Sir: We refer to your article " School's out - and the fun begins for parents (Tuesday Review, 28 July). It implies that when schools break up for summer, a) there is no fun for parents and (b) the little darlings have to be constantly occupied from dawn to dusk, regardless of expense.

We've just had two grandsons staying with us, ages four and six years. It was with some trepidation that we agreed to have them for five days. They have a reputation of being wildly uncontrollable (my daughter's word is "manic") and easily bored. Videos were sent up which I know they have watched ad nauseam at home. These were not looked at, and the purse of pocket money supplied was not opened. Our only expense was two trips to the local swimming-pool (1.25 each for senior citizens and junior, 35p for under- fives).

How did we occupy them? We involved them in our own activities: an afternoon at the (local) Cromarty regatta, where there was plenty for them to see and do, even if only skipping pebbles on the water (free); a long walk in the rain, closely examining innumerable slugs, and mostly just chatting. They helped weed the drive and had a great time climbing in and out of a large pit we had dug to re-site the clothes prop. This they later filled while carefully retrieving all the worms in the soil and comparing sizes. Strawberries, raspberries and currants in our own garden were all picked with intense concentration and enjoyment.

They had the usual indoor activities with pens and crayons.
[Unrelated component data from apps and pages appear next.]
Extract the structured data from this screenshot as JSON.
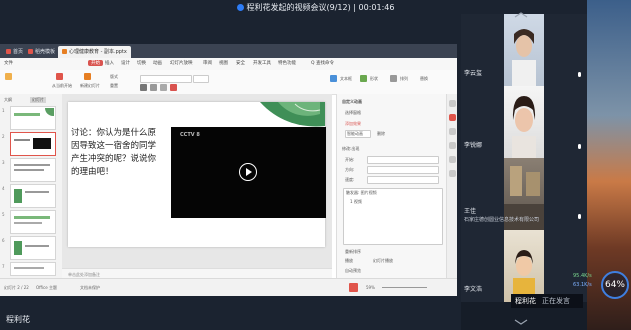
{
  "meeting": {
    "title": "程利花发起的视频会议(9/12) | 00:01:46",
    "presenter_label": "程利花",
    "speaking_toast": {
      "name": "程利花",
      "status": "正在发言"
    },
    "net": {
      "upload": "95.4K/s",
      "download": "63.1K/s",
      "percent": "64%"
    }
  },
  "wps": {
    "tabs": [
      "首页",
      "稻壳模板",
      "心理健康教育",
      "副本.pptx"
    ],
    "menu": [
      "文件",
      "开始",
      "插入",
      "设计",
      "切换",
      "动画",
      "幻灯片放映",
      "审阅",
      "视图",
      "安全",
      "开发工具",
      "特色功能",
      "Q 查找命令"
    ],
    "active_menu": "开始",
    "ribbon_labels": [
      "从当前开始",
      "新建幻灯片",
      "版式",
      "重置",
      "文本框",
      "形状",
      "排列",
      "替换"
    ],
    "thumb_pane": {
      "tabs": [
        "大纲",
        "幻灯片"
      ],
      "slide_numbers": [
        "1",
        "2",
        "3",
        "4",
        "5",
        "6",
        "7"
      ]
    },
    "slide": {
      "text": "讨论：你认为是什么原因导致这一宿舍的同学产生冲突的呢？说说你的理由吧！",
      "video_label": "CCTV 8"
    },
    "notes_placeholder": "单击此处添加备注",
    "status": {
      "slide_info": "幻灯片 2 / 22",
      "theme": "Office 主题",
      "zoom": "59%",
      "left_tools": [
        "文档未保护"
      ]
    },
    "right_pane": {
      "title": "自定义动画",
      "labels": [
        "选择窗格",
        "添加效果",
        "删除",
        "智能动画",
        "修改:出现",
        "开始:",
        "方向:",
        "速度:",
        "触发器: 图片视频",
        "1 视频",
        "重新排序",
        "播放",
        "幻灯片播放",
        "自动预览"
      ]
    }
  },
  "participants": [
    {
      "name": "李云玺",
      "org": ""
    },
    {
      "name": "李锐娜",
      "org": ""
    },
    {
      "name": "王佳",
      "org": "石家庄德创圆业信息技术有限公司"
    },
    {
      "name": "李文浩",
      "org": ""
    }
  ],
  "colors": {
    "accent": "#2d7cf6",
    "wps_active": "#d9534f",
    "dark_bg": "#1b2330"
  }
}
They were allowed to "let off steam" with duvets and pillows in their rooms, and the so-called hyperactive six-year-old was sent off on several timed circuits outside the house, constantly trying to beat his own record.
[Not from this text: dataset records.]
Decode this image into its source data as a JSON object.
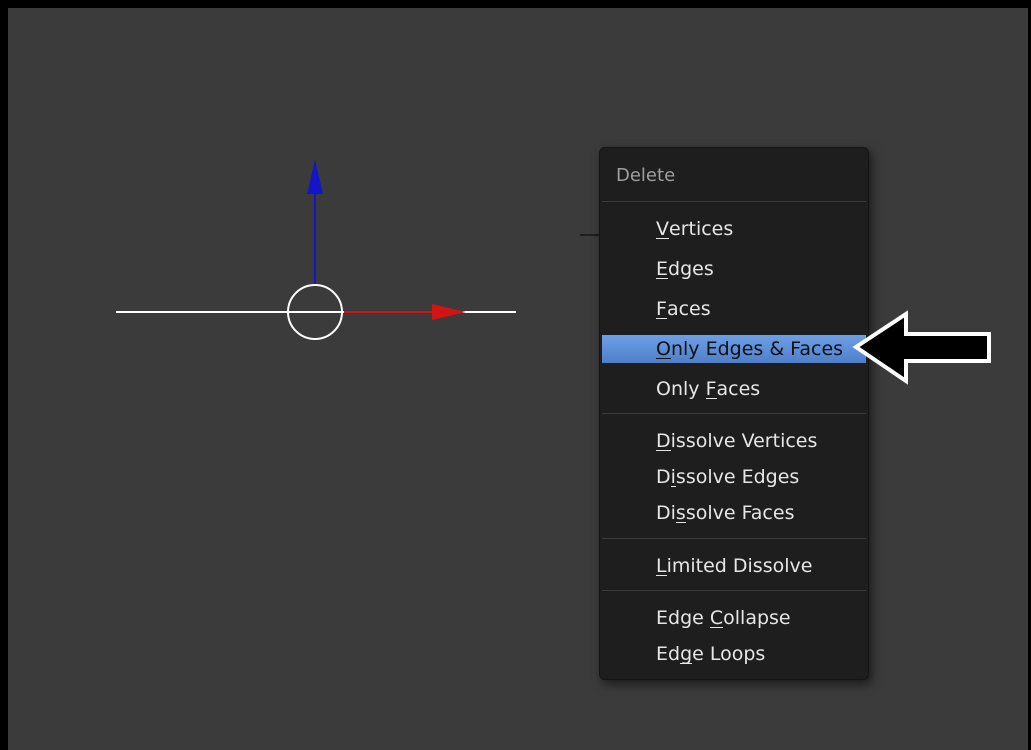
{
  "menu": {
    "title": "Delete",
    "groups": [
      {
        "items": [
          {
            "pre": "",
            "accel": "V",
            "post": "ertices"
          },
          {
            "pre": "",
            "accel": "E",
            "post": "dges"
          },
          {
            "pre": "",
            "accel": "F",
            "post": "aces"
          },
          {
            "pre": "",
            "accel": "O",
            "post": "nly Edges & Faces"
          },
          {
            "pre": "Only ",
            "accel": "F",
            "post": "aces"
          }
        ]
      },
      {
        "items": [
          {
            "pre": "",
            "accel": "D",
            "post": "issolve Vertices"
          },
          {
            "pre": "D",
            "accel": "i",
            "post": "ssolve Edges"
          },
          {
            "pre": "Di",
            "accel": "s",
            "post": "solve Faces"
          }
        ]
      },
      {
        "items": [
          {
            "pre": "",
            "accel": "L",
            "post": "imited Dissolve"
          }
        ]
      },
      {
        "items": [
          {
            "pre": "Edge ",
            "accel": "C",
            "post": "ollapse"
          },
          {
            "pre": "Ed",
            "accel": "g",
            "post": "e Loops"
          }
        ]
      }
    ],
    "active_item": "Only Edges & Faces"
  },
  "gizmo": {
    "icons": [
      "z-axis-arrow-icon",
      "x-axis-arrow-icon",
      "origin-circle-icon"
    ],
    "colors": {
      "z_axis": "#1414c8",
      "x_axis": "#d21414",
      "line": "#ffffff"
    }
  },
  "annotation": {
    "icon": "pointer-arrow-icon",
    "color": "#000000"
  },
  "colors": {
    "background": "#3b3b3b",
    "menu_bg": "#1e1e1e",
    "highlight": "#5b8fda"
  }
}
They were rarely shouted at and never smacked, but had lots of cuddles and chat. Each evening they both went to bed tired and slept through till 7am. We were not obliged to change our routine, and still had time to ourselves. When they are older, we shall take them hill walking, sailing or perhaps birdwatching.

A hundred pounds a day at a leisure park? Two senior citizens certainly could not afford this luxury, and we had a sneaking suspicion that the grandchildren preferred our free, home-made entertainment.